My recent experiences as International Higher Education Coordinator for the Global Education Collaborative and participation in the Bahrain Global Education Conference have left me with one conclusion.
We don’t need more international education programs. We need all education focused on international needs, goals, connections, collaboration and understanding.
One way to facilitate that is face-to-face interaction between multi-cultured international students. Key priorities, policies and practices are intertwined.
Students need to see each other for who they are and get to know and celebrate commonalities rather than differences. Unfortunately this doesn’t happen by just putting them in the same room or on the same campus.
The most successful programs I have seen put students into international collaborative teams focused on solving common problems. One of those initiatives is the Humphrey Journalism Fellowship program here at Cronkite which brings mid career professional journalists from many countries here to study, collaborate, communicate, create and develop international relationships within a specific community.
In short we learn from each other.
Recently I spent several months leading a “professional learning community” as we explored citizen journalism. The students and teachers were all in Kyrgyzstan. I was in Phoenix.
During this time violent ethnic unrest erupted in the country. My participants were from both sides of the conflict.
As we explored reasons and solutions we began to understand and learn from our shared experiences. I’m not sure we solved anything but our uninformed fear and distrust of each other disappeared as we learned about each other.

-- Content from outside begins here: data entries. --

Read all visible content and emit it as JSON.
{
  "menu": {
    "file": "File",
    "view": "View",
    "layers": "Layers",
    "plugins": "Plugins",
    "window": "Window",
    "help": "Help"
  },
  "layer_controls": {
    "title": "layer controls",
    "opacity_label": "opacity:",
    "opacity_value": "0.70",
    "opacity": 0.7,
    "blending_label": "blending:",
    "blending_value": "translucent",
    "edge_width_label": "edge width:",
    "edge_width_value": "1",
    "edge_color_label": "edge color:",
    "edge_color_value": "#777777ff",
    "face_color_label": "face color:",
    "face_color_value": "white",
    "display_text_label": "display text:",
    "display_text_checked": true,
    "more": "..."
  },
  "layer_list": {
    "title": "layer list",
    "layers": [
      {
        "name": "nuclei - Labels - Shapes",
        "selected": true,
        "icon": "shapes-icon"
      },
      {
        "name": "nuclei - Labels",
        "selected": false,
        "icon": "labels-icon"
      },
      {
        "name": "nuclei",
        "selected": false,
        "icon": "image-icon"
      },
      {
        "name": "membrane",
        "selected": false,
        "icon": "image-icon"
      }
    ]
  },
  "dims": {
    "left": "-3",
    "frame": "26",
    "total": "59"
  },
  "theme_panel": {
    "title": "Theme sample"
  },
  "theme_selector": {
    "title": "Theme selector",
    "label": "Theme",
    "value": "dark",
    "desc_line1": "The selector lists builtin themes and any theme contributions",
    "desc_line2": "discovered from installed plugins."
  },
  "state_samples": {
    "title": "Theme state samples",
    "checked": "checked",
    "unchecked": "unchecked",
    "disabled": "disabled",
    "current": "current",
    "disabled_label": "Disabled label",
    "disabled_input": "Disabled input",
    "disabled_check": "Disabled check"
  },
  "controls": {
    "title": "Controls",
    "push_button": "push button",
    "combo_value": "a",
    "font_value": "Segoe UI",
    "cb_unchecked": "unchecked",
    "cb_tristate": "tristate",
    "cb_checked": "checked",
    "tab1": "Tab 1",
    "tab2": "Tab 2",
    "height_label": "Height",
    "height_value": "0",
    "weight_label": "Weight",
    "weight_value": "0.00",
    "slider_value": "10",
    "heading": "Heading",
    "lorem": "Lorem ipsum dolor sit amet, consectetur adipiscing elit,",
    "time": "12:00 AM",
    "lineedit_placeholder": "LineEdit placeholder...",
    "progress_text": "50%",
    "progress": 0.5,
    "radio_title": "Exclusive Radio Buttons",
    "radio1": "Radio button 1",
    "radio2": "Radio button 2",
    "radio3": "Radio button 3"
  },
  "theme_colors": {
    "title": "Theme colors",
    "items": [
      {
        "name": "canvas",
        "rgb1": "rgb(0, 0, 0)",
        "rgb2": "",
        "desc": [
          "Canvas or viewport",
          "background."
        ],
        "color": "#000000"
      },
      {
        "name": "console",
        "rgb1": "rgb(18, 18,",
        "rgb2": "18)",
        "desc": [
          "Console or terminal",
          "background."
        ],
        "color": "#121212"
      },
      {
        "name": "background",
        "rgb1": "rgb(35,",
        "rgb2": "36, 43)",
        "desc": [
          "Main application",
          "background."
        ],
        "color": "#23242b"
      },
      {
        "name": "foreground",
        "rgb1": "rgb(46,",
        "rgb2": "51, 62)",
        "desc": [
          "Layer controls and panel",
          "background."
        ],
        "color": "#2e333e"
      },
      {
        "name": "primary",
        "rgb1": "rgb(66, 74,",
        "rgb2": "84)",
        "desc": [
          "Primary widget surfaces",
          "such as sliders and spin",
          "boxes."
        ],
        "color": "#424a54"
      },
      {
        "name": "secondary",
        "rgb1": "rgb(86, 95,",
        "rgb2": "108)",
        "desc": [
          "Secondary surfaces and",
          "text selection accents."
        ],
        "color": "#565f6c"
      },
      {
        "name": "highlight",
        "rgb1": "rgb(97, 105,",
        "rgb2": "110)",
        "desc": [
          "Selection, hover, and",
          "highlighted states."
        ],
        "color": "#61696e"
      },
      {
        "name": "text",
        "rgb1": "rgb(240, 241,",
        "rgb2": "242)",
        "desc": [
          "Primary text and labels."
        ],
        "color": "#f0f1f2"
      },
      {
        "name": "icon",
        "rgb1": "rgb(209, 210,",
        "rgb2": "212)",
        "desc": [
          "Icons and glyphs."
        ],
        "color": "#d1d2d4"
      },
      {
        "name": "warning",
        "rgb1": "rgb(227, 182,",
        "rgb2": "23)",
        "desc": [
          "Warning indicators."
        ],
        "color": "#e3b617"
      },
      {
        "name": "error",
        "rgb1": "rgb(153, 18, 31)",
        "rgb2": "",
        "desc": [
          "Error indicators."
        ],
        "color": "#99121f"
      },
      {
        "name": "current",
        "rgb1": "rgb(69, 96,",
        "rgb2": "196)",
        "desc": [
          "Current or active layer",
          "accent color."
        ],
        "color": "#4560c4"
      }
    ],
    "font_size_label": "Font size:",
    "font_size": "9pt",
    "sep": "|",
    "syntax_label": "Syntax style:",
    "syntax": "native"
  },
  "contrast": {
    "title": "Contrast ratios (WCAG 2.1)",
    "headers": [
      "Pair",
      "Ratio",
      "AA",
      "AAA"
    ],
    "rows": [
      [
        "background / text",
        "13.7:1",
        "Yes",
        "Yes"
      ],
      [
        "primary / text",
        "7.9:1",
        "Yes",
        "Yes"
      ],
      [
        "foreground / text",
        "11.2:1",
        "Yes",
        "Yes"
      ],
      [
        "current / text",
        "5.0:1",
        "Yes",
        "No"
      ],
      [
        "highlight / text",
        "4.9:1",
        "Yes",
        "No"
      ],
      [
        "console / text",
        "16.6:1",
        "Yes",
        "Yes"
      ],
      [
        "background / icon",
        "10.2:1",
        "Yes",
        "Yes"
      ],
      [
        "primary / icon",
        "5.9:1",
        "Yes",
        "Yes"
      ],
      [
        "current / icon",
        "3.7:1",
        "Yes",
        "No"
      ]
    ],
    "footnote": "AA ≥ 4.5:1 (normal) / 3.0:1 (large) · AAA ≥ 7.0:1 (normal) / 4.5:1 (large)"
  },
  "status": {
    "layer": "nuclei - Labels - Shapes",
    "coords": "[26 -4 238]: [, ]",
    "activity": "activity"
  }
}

So, my priorities would be connect, collaborate, communicate and create. My practice would be to do anything in my power to provide an environment that facilitates connection, collaboration and creative work. My policies would be to question everything and modify anything that impedes connection, collaboration and creativity.